• [Exercise description]: Check each line of the material for the string "this", and copy the lines that have it.

• [Supplied data]:

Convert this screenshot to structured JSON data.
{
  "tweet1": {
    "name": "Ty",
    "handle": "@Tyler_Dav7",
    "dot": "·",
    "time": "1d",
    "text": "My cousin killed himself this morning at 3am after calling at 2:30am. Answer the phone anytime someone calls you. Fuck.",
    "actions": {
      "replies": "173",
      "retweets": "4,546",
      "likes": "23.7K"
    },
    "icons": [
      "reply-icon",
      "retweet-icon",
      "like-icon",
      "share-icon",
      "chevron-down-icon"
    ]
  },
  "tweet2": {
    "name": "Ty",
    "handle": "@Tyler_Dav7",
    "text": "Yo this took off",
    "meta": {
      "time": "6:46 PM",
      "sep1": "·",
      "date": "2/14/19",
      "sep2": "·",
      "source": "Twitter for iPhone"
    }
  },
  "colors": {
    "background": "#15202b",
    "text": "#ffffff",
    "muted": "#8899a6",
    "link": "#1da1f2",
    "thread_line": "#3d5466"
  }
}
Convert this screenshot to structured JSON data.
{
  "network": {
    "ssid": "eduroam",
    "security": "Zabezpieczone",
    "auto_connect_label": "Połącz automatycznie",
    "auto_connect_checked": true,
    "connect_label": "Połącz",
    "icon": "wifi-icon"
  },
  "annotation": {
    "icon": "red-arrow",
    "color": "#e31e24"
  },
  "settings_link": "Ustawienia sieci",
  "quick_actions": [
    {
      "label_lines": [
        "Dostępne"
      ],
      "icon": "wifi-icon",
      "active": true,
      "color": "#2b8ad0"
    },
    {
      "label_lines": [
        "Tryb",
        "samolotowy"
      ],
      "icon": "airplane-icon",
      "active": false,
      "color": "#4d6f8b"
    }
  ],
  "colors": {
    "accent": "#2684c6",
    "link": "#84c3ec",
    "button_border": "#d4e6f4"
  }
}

• [Task solution]:
Convert this screenshot to structured JSON data.
    "text": "My cousin killed himself this morning at 3am after calling at 2:30am. Answer the phone anytime someone calls you. Fuck.",
    "text": "Yo this took off",
Convert this screenshot to structured JSON data.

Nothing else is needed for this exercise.